Exercise
Within these entries, which lines include the string "Lagernamn"? Copy each one.

== == ==

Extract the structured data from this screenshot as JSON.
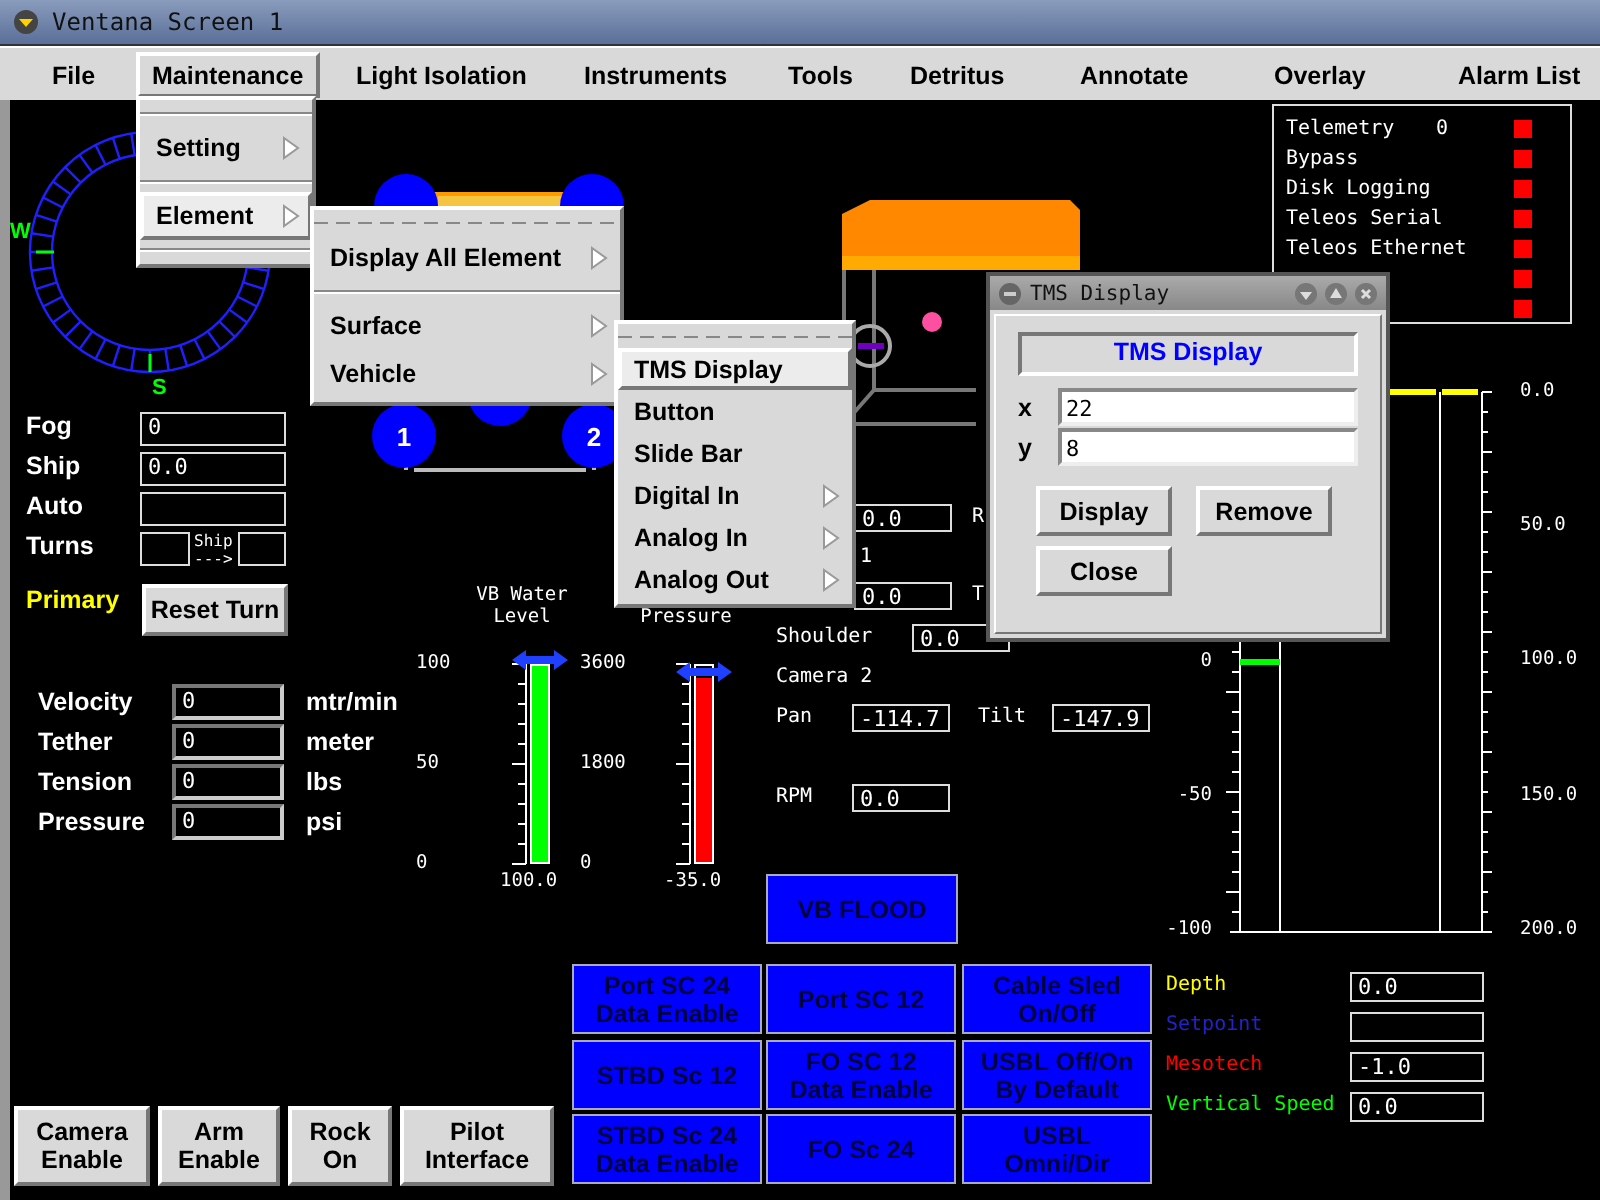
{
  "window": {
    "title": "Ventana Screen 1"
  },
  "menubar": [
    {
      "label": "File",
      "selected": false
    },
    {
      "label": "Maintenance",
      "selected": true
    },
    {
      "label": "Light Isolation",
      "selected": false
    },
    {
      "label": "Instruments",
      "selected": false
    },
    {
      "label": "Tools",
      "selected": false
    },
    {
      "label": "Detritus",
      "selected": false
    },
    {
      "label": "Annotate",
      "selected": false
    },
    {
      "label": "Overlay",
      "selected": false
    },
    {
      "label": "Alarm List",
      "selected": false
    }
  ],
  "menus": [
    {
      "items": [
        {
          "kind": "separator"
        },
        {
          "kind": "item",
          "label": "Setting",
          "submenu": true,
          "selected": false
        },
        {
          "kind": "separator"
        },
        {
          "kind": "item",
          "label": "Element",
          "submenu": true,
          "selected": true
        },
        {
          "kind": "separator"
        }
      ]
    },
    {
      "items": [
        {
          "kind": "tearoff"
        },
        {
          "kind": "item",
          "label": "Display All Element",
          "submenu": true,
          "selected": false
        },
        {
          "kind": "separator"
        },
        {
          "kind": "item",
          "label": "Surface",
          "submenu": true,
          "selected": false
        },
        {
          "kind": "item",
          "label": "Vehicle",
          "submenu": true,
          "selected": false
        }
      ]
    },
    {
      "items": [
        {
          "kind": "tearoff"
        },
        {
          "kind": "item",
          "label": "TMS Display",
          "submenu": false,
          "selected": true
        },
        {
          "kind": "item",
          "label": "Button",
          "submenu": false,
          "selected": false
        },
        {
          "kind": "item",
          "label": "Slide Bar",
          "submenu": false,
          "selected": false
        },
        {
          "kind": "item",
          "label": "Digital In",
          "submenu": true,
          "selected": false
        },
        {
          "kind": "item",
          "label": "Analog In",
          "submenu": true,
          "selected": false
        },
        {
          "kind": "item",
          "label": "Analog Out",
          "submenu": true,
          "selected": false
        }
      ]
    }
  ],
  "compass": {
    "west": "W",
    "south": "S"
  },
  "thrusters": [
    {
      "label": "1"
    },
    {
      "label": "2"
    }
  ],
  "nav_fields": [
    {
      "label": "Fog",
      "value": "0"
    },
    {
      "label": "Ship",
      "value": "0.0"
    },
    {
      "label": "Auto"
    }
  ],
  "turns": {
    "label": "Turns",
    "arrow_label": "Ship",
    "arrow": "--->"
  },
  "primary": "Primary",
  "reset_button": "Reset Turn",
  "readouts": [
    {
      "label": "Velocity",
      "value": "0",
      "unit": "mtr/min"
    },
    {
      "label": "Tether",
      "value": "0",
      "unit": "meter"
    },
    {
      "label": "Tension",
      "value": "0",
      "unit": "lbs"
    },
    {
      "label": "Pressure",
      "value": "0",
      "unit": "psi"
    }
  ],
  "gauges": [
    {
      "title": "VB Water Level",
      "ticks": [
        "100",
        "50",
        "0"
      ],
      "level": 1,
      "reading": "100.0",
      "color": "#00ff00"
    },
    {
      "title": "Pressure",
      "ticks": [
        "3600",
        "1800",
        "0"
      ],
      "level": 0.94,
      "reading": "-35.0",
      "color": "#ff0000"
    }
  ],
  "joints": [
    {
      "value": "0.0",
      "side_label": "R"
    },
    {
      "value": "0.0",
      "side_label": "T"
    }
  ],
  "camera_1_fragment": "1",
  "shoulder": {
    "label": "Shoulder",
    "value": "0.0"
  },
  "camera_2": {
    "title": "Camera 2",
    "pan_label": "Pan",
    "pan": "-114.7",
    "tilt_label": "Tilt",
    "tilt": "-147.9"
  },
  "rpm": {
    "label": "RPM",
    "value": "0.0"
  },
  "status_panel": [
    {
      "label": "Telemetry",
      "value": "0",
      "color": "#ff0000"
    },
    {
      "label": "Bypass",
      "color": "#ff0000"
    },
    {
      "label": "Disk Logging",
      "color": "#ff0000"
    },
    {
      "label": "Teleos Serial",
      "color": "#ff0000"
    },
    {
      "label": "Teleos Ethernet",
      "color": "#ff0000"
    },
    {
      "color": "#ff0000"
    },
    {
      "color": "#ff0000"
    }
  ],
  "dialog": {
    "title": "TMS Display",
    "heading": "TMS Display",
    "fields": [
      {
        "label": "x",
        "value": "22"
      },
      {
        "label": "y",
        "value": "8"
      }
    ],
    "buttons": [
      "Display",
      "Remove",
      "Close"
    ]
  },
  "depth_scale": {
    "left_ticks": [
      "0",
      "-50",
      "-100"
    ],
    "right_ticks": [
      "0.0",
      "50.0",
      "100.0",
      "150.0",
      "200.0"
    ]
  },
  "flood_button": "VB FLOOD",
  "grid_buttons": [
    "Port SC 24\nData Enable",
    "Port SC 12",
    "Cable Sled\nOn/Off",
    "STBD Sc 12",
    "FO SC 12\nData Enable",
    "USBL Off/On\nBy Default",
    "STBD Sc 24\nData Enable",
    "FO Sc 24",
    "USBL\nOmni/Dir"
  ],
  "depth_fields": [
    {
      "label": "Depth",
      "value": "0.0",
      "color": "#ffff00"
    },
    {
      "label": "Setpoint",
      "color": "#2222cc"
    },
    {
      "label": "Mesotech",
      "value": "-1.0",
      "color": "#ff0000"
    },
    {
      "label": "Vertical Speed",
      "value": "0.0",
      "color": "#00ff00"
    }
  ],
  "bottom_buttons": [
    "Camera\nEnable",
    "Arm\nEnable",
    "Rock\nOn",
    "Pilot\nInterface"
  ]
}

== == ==

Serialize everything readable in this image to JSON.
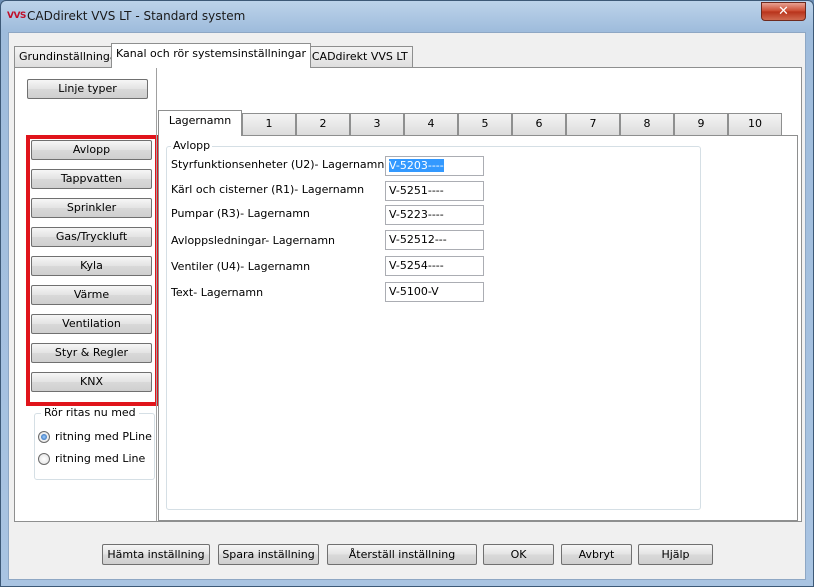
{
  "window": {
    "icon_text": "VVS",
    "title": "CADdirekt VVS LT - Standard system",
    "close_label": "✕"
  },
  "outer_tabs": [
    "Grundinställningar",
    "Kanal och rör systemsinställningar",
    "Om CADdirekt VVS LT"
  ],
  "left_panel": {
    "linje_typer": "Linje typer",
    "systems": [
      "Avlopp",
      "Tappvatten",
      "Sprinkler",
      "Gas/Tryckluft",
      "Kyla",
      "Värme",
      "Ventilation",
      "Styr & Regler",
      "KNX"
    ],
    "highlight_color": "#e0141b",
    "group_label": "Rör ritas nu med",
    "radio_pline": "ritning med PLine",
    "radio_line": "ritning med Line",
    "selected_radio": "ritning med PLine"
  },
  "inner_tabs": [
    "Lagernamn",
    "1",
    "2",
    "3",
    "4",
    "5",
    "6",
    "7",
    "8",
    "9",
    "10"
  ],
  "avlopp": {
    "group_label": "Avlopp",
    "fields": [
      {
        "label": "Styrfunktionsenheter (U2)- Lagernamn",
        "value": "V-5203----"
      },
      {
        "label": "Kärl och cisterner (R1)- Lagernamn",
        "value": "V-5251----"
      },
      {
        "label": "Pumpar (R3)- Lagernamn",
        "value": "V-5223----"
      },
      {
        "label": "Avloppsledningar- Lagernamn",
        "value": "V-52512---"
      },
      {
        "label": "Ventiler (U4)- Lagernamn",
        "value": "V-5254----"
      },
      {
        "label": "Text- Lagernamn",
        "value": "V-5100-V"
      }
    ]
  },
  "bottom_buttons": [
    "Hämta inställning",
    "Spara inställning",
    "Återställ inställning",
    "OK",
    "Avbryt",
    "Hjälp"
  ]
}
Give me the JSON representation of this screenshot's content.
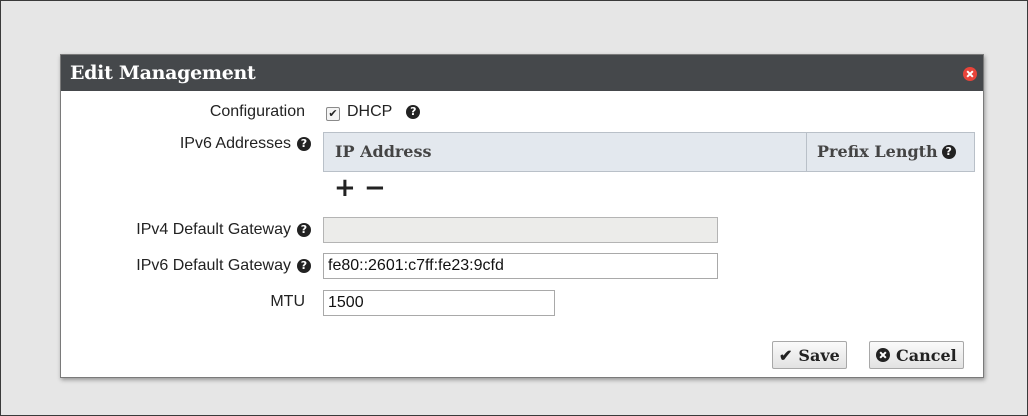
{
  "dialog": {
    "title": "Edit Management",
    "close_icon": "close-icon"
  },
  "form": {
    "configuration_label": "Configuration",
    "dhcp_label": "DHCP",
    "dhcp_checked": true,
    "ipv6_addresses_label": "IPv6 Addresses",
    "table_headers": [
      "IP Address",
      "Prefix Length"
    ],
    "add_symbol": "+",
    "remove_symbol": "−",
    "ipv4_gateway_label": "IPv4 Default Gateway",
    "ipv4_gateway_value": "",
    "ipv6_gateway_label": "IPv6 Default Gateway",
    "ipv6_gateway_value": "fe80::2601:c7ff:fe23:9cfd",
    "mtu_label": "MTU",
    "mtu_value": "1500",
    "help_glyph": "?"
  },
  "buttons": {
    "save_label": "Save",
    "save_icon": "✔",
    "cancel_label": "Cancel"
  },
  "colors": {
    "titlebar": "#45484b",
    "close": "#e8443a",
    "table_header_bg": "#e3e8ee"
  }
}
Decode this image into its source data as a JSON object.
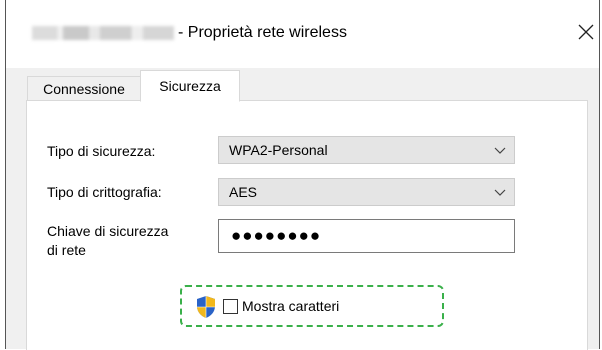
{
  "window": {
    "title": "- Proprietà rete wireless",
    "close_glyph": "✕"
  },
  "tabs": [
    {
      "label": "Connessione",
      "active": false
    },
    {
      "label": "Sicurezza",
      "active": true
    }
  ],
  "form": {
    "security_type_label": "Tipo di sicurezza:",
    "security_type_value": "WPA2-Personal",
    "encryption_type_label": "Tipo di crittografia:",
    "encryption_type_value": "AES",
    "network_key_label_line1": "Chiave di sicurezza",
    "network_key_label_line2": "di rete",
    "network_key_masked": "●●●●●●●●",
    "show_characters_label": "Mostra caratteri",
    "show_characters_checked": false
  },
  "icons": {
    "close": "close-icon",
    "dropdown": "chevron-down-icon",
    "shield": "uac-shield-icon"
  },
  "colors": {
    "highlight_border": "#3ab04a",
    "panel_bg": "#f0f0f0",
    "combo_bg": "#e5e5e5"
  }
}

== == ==

Answer to this task
    "Lagernamn",
        "label": "Styrfunktionsenheter (U2)- Lagernamn",
        "label": "Kärl och cisterner (R1)- Lagernamn",
        "label": "Pumpar (R3)- Lagernamn",
        "label": "Avloppsledningar- Lagernamn",
        "label": "Ventiler (U4)- Lagernamn",
        "label": "Text- Lagernamn",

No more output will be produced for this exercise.